:: Data provided ::

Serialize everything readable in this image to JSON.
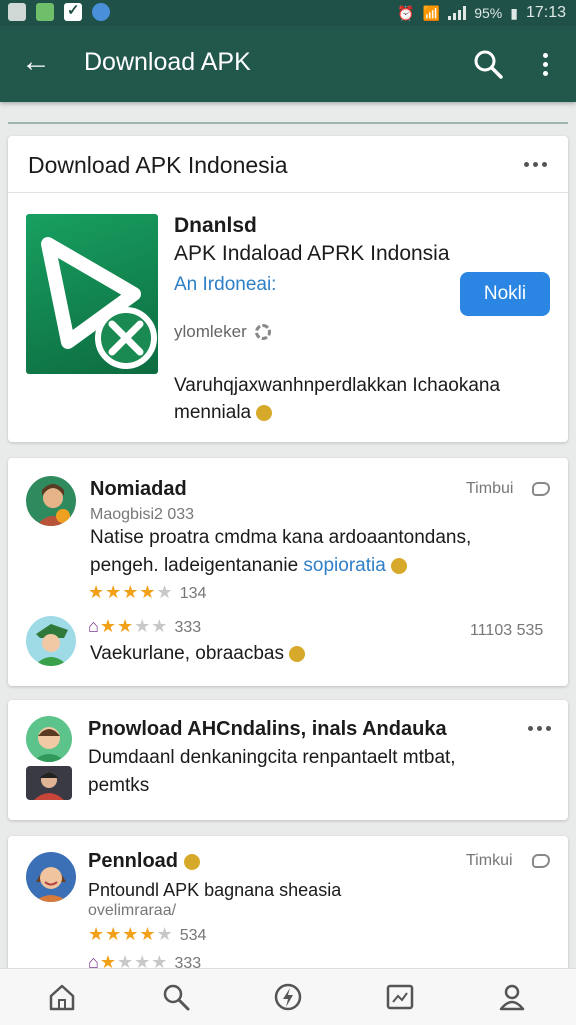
{
  "status_bar": {
    "battery": "95%",
    "time": "17:13"
  },
  "app_bar": {
    "title": "Download APK"
  },
  "card_main": {
    "header_title": "Download APK Indonesia",
    "app_name": "Dnanlsd",
    "app_subtitle": "APK Indaload APRK Indonsia",
    "developer": "An Irdoneai:",
    "install_label": "Nokli",
    "meta": "ylomleker",
    "description": "Varuhqjaxwanhnperdlakkan Ichaokana menniala"
  },
  "reviews": [
    {
      "name": "Nomiadad",
      "time": "Timbui",
      "sub": "Maogbisi2 033",
      "text_1": "Natise proatra cmdma kana ardoaantondans,",
      "text_2": "pengeh. ladeigentananie",
      "link": "sopioratia",
      "stars": 4,
      "count": "134"
    },
    {
      "stars": 2,
      "count": "333",
      "time": "11103 535",
      "text": "Vaekurlane, obraacbas"
    }
  ],
  "card_third": {
    "title": "Pnowload AHCndalins, inals Andauka",
    "text_1": "Dumdaanl denkaningcita renpantaelt mtbat,",
    "text_2": "pemtks"
  },
  "card_fourth": {
    "name": "Pennload",
    "time": "Timkui",
    "text": "Pntoundl APK bagnana sheasia",
    "sub": "ovelimraraa/",
    "stars": 4,
    "count": "534",
    "stars_2": 1,
    "count_2": "333"
  },
  "bottom_nav": [
    "home-icon",
    "search-icon",
    "flash-icon",
    "image-icon",
    "profile-icon"
  ],
  "colors": {
    "status_bar": "#1f5148",
    "app_bar": "#22574c",
    "accent_blue": "#2a86e2",
    "star": "#f2a018"
  }
}
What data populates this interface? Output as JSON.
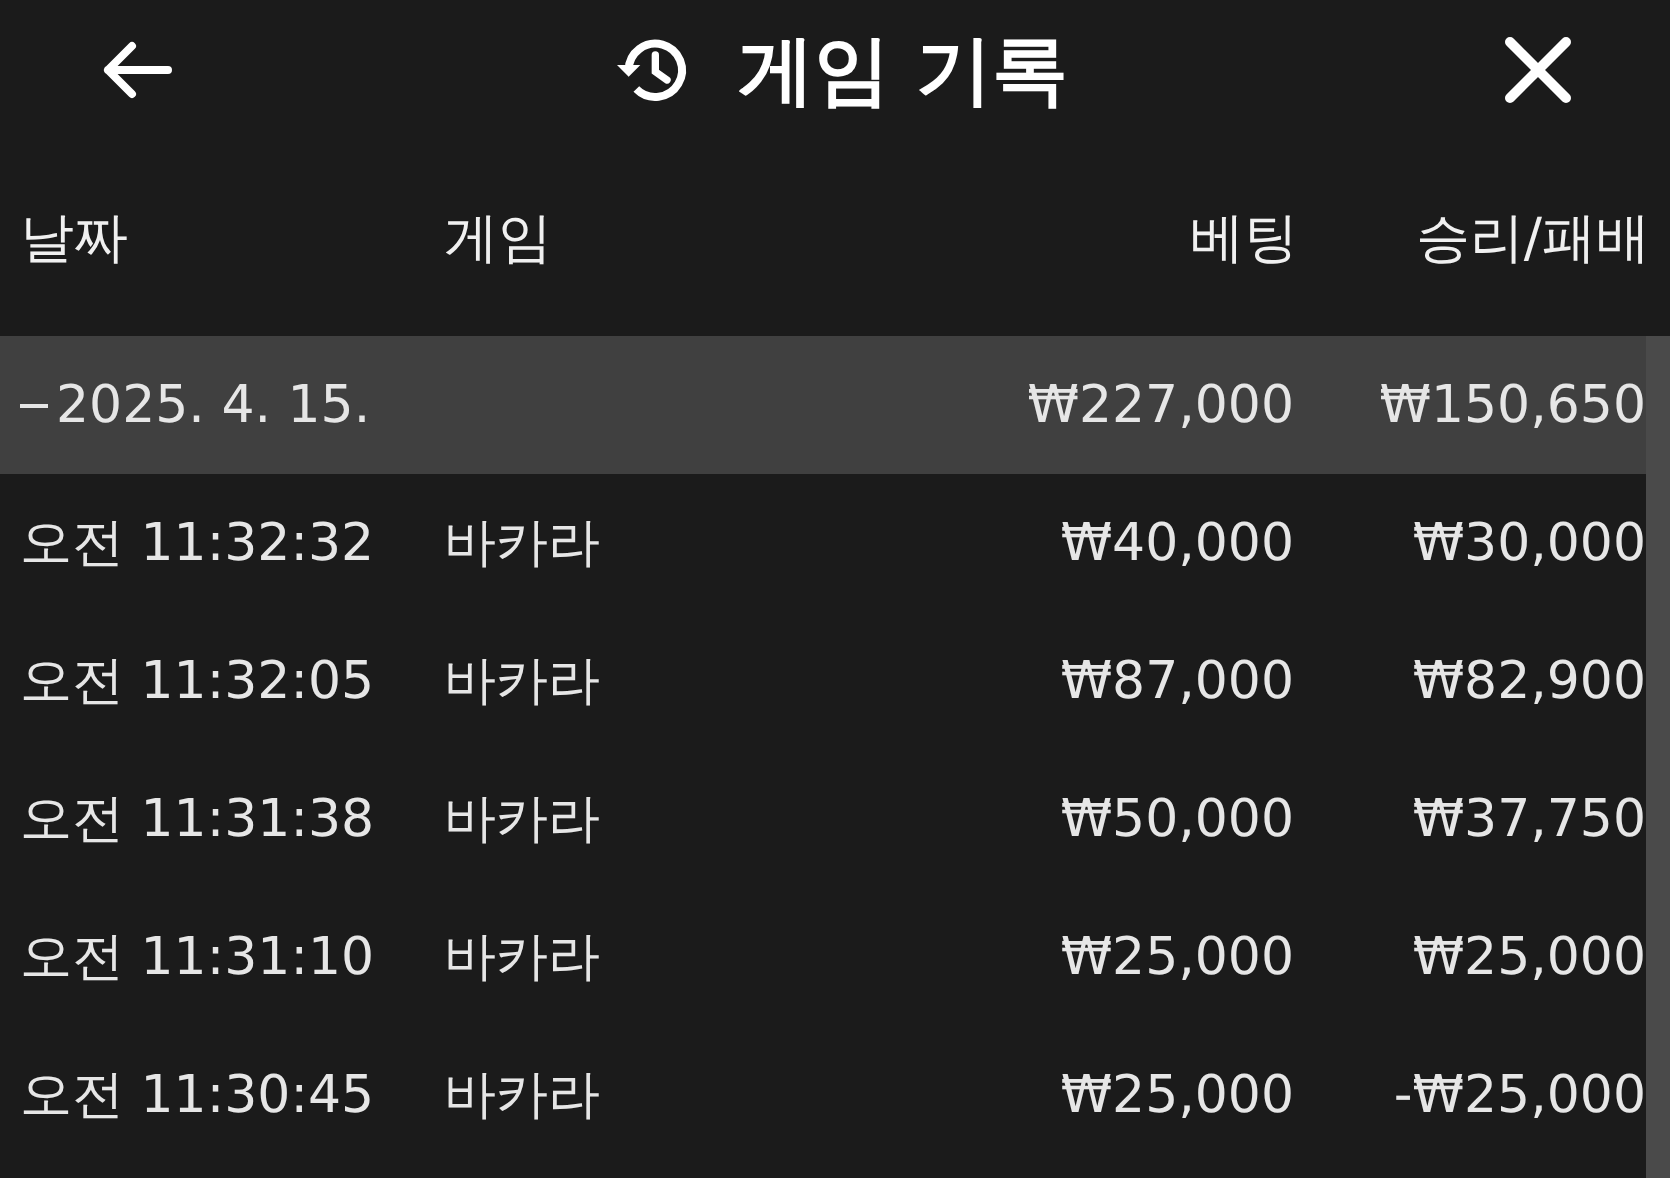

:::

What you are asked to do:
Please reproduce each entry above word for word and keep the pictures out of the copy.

Exercise response:
Serialize everything readable in this image to JSON.
{
  "status_bar": {
    "battery": "95%",
    "time": "17:13"
  },
  "app_bar": {
    "title": "Download APK"
  },
  "card_main": {
    "header_title": "Download APK Indonesia",
    "app_name": "Dnanlsd",
    "app_subtitle": "APK Indaload APRK Indonsia",
    "developer": "An Irdoneai:",
    "install_label": "Nokli",
    "meta": "ylomleker",
    "description": "Varuhqjaxwanhnperdlakkan Ichaokana menniala"
  },
  "reviews": [
    {
      "name": "Nomiadad",
      "time": "Timbui",
      "sub": "Maogbisi2 033",
      "text_1": "Natise proatra cmdma kana ardoaantondans,",
      "text_2": "pengeh. ladeigentananie",
      "link": "sopioratia",
      "stars": 4,
      "count": "134"
    },
    {
      "stars": 2,
      "count": "333",
      "time": "11103 535",
      "text": "Vaekurlane, obraacbas"
    }
  ],
  "card_third": {
    "title": "Pnowload AHCndalins, inals Andauka",
    "text_1": "Dumdaanl denkaningcita renpantaelt mtbat,",
    "text_2": "pemtks"
  },
  "card_fourth": {
    "name": "Pennload",
    "time": "Timkui",
    "text": "Pntoundl APK bagnana sheasia",
    "sub": "ovelimraraa/",
    "stars": 4,
    "count": "534",
    "stars_2": 1,
    "count_2": "333"
  },
  "bottom_nav": [
    "home-icon",
    "search-icon",
    "flash-icon",
    "image-icon",
    "profile-icon"
  ],
  "colors": {
    "status_bar": "#1f5148",
    "app_bar": "#22574c",
    "accent_blue": "#2a86e2",
    "star": "#f2a018"
  }
}
What data populates this interface? Output as JSON.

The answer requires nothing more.